A: Yes, we went back to the apartment and, of course, my stepmother’s mother was there.  But we didn’t know actually until the next day who is alive and who isn’t and my mother at that time was in Novi Sad and funnily enough she was in the same street where our apartment was, with another quite prominent family but they didn’t harm them, they didn’t do anything to them.  So she didn’t know whether we’re going to be alright or not.


Q: Did she know that you’d been taken?

A: No, not until the following day.


Q: Then what happened to you after that?

A: We actually left, then we went to Hungary for a while and stayed in Budapest.  It was 1942, and then we went back to Novi Sad again and then we left again permanently.


Q: In Novi Sad, were you feeling unsafe?  Is that why you went to Budapest?  Did you think yu would be safer in Budapest?

A: Of course, yes.


Q: That man you saw hanging, where did you see him hanging?

A: In Novi Sad.


Q: So that was at the end of the war, there was  trial held and he was…

A: Yes.


Q: Was he the only person who was hanged for that?

A: No, there were others too.  I don’t remember their names…  We went back (to Novi Sad) in 1945 and we sort of stayed there for a little while and then, because my father was born where he was born, that became Hungary, we sort of repatriated to Hungary and went to live in Budapest.  Well, I emigrated from there and they just stayed.  They went back (to Novi Sad) eventually.


Q: Can I just ask you one question, which is going back?  The next day after the massacre when you were home and you started to find out what had been happening, what was the feeling of the people in your area – the people that you knew?  Were they very afraid?  Were they very…

A: Well, it was an apprehension because no one knows what’s going to follow.  It was pretty quiet to a certain extent.  It’s like after a storm.  Sort of we didn’t really know what’s going to happen.


Q: Did you know why it stopped?

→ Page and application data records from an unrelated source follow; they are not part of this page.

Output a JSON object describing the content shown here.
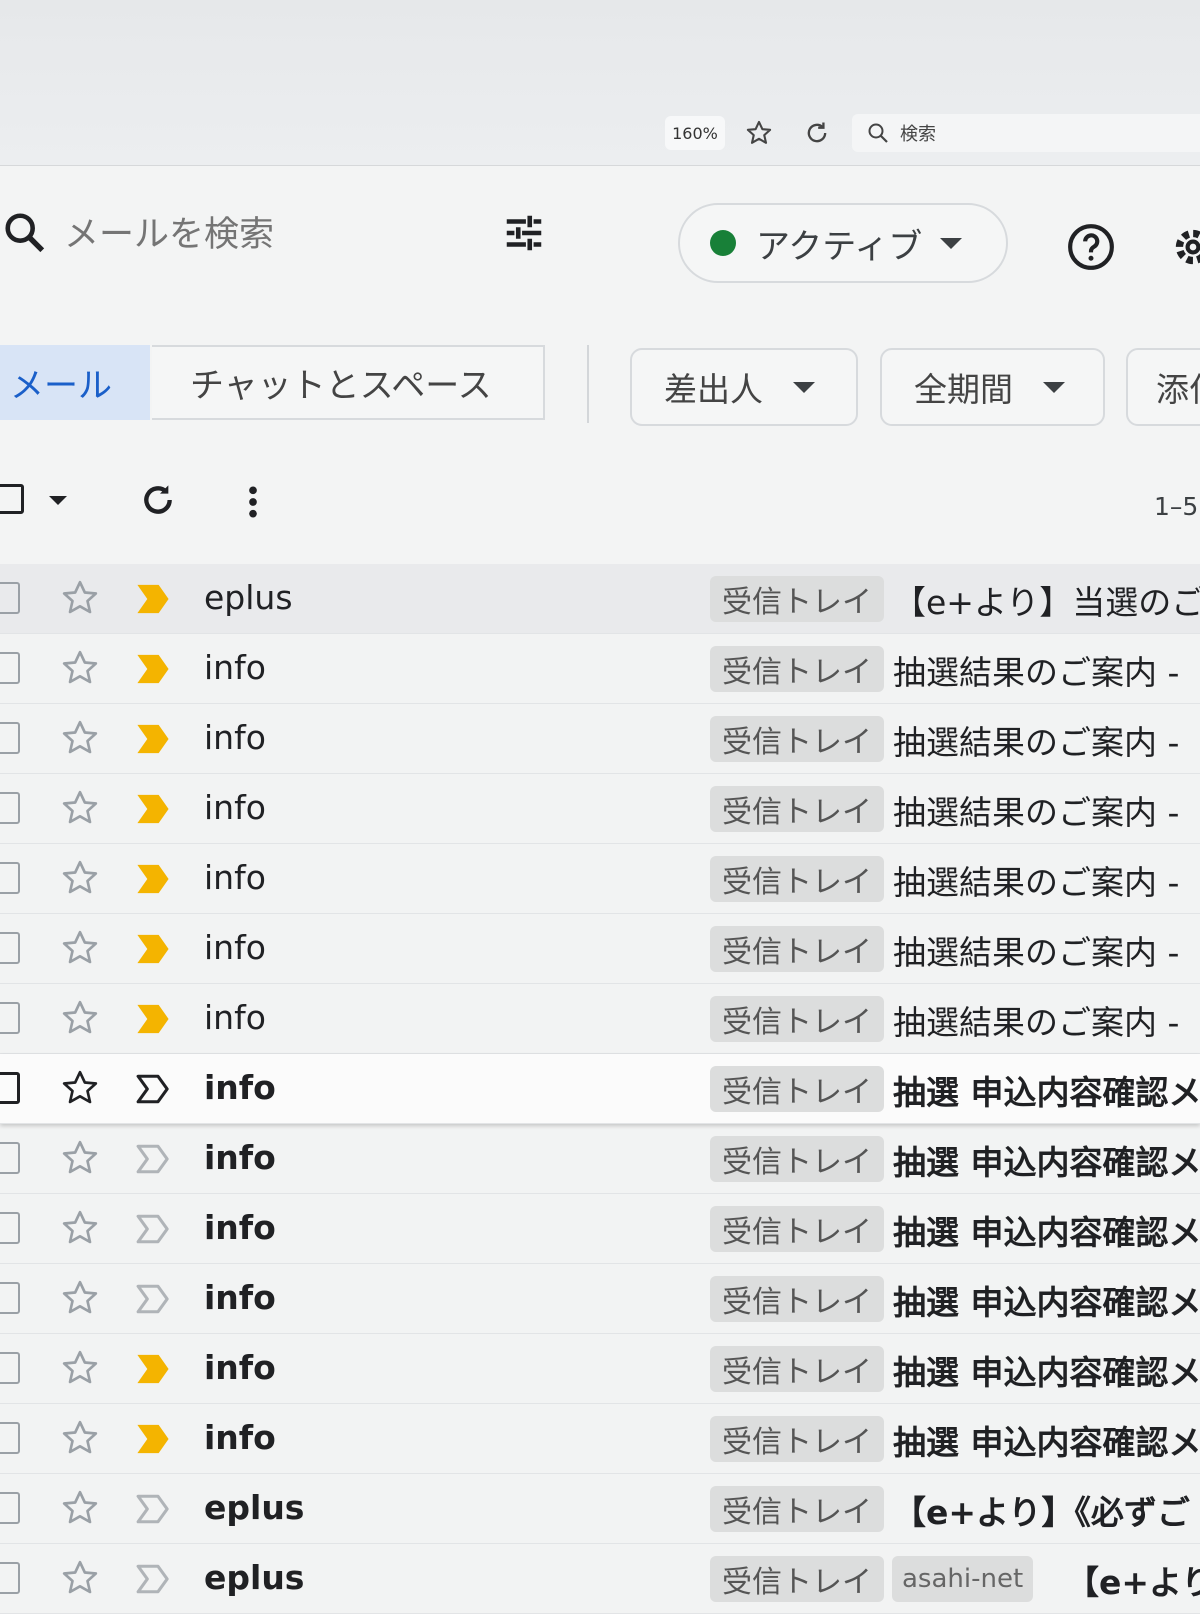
{
  "browser": {
    "zoom": "160%",
    "search_label": "検索"
  },
  "header": {
    "search_placeholder": "メールを検索",
    "status_label": "アクティブ",
    "status_color": "#188038"
  },
  "tabs": {
    "mail": "メール",
    "chat": "チャットとスペース"
  },
  "filters": {
    "sender": "差出人",
    "period": "全期間",
    "attachment": "添付"
  },
  "toolbar": {
    "count": "1–5"
  },
  "emails": [
    {
      "sender": "eplus",
      "label": "受信トレイ",
      "subject": "【e+より】当選のご",
      "important": true,
      "bold": false
    },
    {
      "sender": "info",
      "label": "受信トレイ",
      "subject": "抽選結果のご案内 -",
      "important": true,
      "bold": false
    },
    {
      "sender": "info",
      "label": "受信トレイ",
      "subject": "抽選結果のご案内 -",
      "important": true,
      "bold": false
    },
    {
      "sender": "info",
      "label": "受信トレイ",
      "subject": "抽選結果のご案内 -",
      "important": true,
      "bold": false
    },
    {
      "sender": "info",
      "label": "受信トレイ",
      "subject": "抽選結果のご案内 -",
      "important": true,
      "bold": false
    },
    {
      "sender": "info",
      "label": "受信トレイ",
      "subject": "抽選結果のご案内 -",
      "important": true,
      "bold": false
    },
    {
      "sender": "info",
      "label": "受信トレイ",
      "subject": "抽選結果のご案内 -",
      "important": true,
      "bold": false
    },
    {
      "sender": "info",
      "label": "受信トレイ",
      "subject": "抽選 申込内容確認メ",
      "important": false,
      "bold": true,
      "hover": true
    },
    {
      "sender": "info",
      "label": "受信トレイ",
      "subject": "抽選 申込内容確認メ",
      "important": false,
      "bold": true
    },
    {
      "sender": "info",
      "label": "受信トレイ",
      "subject": "抽選 申込内容確認メ",
      "important": false,
      "bold": true
    },
    {
      "sender": "info",
      "label": "受信トレイ",
      "subject": "抽選 申込内容確認メ",
      "important": false,
      "bold": true
    },
    {
      "sender": "info",
      "label": "受信トレイ",
      "subject": "抽選 申込内容確認メ",
      "important": true,
      "bold": true
    },
    {
      "sender": "info",
      "label": "受信トレイ",
      "subject": "抽選 申込内容確認メ",
      "important": true,
      "bold": true
    },
    {
      "sender": "eplus",
      "label": "受信トレイ",
      "subject": "【e+より】《必ずご",
      "important": false,
      "bold": true
    },
    {
      "sender": "eplus",
      "label": "受信トレイ",
      "label2": "asahi-net",
      "subject": "【e+より】",
      "important": false,
      "bold": true
    }
  ],
  "colors": {
    "important_marker": "#f4b400",
    "accent": "#1a5fc9"
  }
}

A: It was, I think, the higher ranking didn’t actually know to what extent, or what was happening, and that’s why this Colonel Barta and his group were then told by probably the higher people to stop it because – I don’t know why they stopped it…